Last Saturday, the Global Day of Code Retreat—Toronto Edition happened; #gdcr16.
- today is about practicing your craft, design
- today is not about delivering
- Conway's Game of Life
- base rules
- Any live cell with fewer than two live neighbours dies, as if caused by underpopulation.
- Any live cell with more than three live neighbours dies, as if by overcrowding.
- Any live cell with two or three live neighbours lives on to the next generation.
- Any dead cell with exactly three live neighbours becomes a live cell.
- different constraints/rules are/can be added with each iteration
- first session: no constraints, so you can get the design out of your mind
- Kent Beck's rules of simple design
- Passes all tests
- No Duplication ("Don't Repeat Yourself")—don't forget about production vs tests duplication
- Reveals intent ("Good Names")
- Minimizes the number of classes/methods ("Small")
- how do we quickly get a TDD-ready environment set up? cyber‑dojo.org?
- only two states: alive or dead
- language: Ruby
- delete existing code
- swap pairs
- TDD ping pong
- evil pair
- silent pairing
- work in a language at least one of you are familiar with
- might not be the best scenario to learn a new language
- language: Java
gdcr Toronto dare
Try to implement the game of life by representing each grid square as an asynchronous unit. Ensure every generation is computed independently.
- back to Ruby
gdcr Toronto dare
Try to implement the game of life without branching or conditionals.

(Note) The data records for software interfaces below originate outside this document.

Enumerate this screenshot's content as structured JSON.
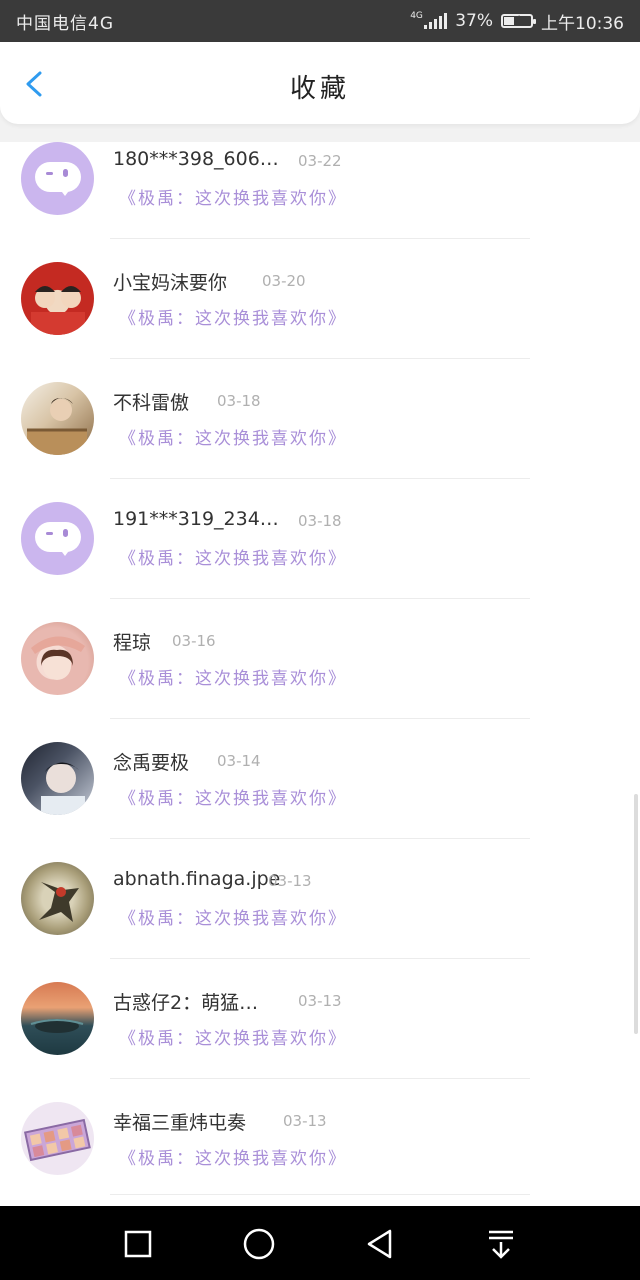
{
  "status_bar": {
    "carrier": "中国电信4G",
    "network": "4G",
    "battery_percent": "37%",
    "battery_level": 0.37,
    "time": "上午10:36"
  },
  "header": {
    "title": "收藏",
    "accent_color": "#2f9bef"
  },
  "list": {
    "items": [
      {
        "name": "180***398_60602…",
        "date": "03-22",
        "message": "《极禹：这次换我喜欢你》",
        "avatar": "default-chat-avatar"
      },
      {
        "name": "小宝妈沫要你",
        "date": "03-20",
        "message": "《极禹：这次换我喜欢你》",
        "avatar": "photo-avatar"
      },
      {
        "name": "不科雷傲",
        "date": "03-18",
        "message": "《极禹：这次换我喜欢你》",
        "avatar": "photo-avatar"
      },
      {
        "name": "191***319_23433…",
        "date": "03-18",
        "message": "《极禹：这次换我喜欢你》",
        "avatar": "default-chat-avatar"
      },
      {
        "name": "程琼",
        "date": "03-16",
        "message": "《极禹：这次换我喜欢你》",
        "avatar": "photo-avatar"
      },
      {
        "name": "念禹要极",
        "date": "03-14",
        "message": "《极禹：这次换我喜欢你》",
        "avatar": "photo-avatar"
      },
      {
        "name": "abnath.finaga.jpe",
        "date": "03-13",
        "message": "《极禹：这次换我喜欢你》",
        "avatar": "photo-avatar"
      },
      {
        "name": "古惑仔2：萌猛…",
        "date": "03-13",
        "message": "《极禹：这次换我喜欢你》",
        "avatar": "photo-avatar"
      },
      {
        "name": "幸福三重炜屯奏",
        "date": "03-13",
        "message": "《极禹：这次换我喜欢你》",
        "avatar": "photo-avatar"
      }
    ],
    "message_color": "#a98fd8"
  },
  "nav_bar": {
    "buttons": [
      "recent-apps",
      "home",
      "back",
      "notifications-pulldown"
    ]
  }
}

Think about it entirely as a sequence of transformations.
That means no if, switch, case, cond, when, unless, ternary operators, or similar. You can use pattern matching outside of the above.
- mob programming
- versus tandoori
- conflicting (design) ideas may arrise; that is OK
- explore ways to mitigate conflict
All in all…
To quote Alex, it was great to see so many people that care about what they are doing come together and invest a full Saturday into honing their craft, learning with and from each other, and becoming better.
What's an interesting learning you're taking away from today?
That having and environment set up and ready for development can be as easy as knowing which web app to use—cyber‑dojo.org
What from what you've learned today will you use at work, on Monday?
From all the pair programming constraints we experimented with and learned about at this Code Retreat, I'm curious to experiment some more with the evil pair approach. What is it? Continue with the ping pong pairing, but when it's your turn to write the implementation, make the tests pass, yet in a way that's different from what your pair intended. I can see this exercise help improve the level of specificity of rhe code, and the way we convey intent. If the code we have now leaves room for misunderstanding, let's surface it.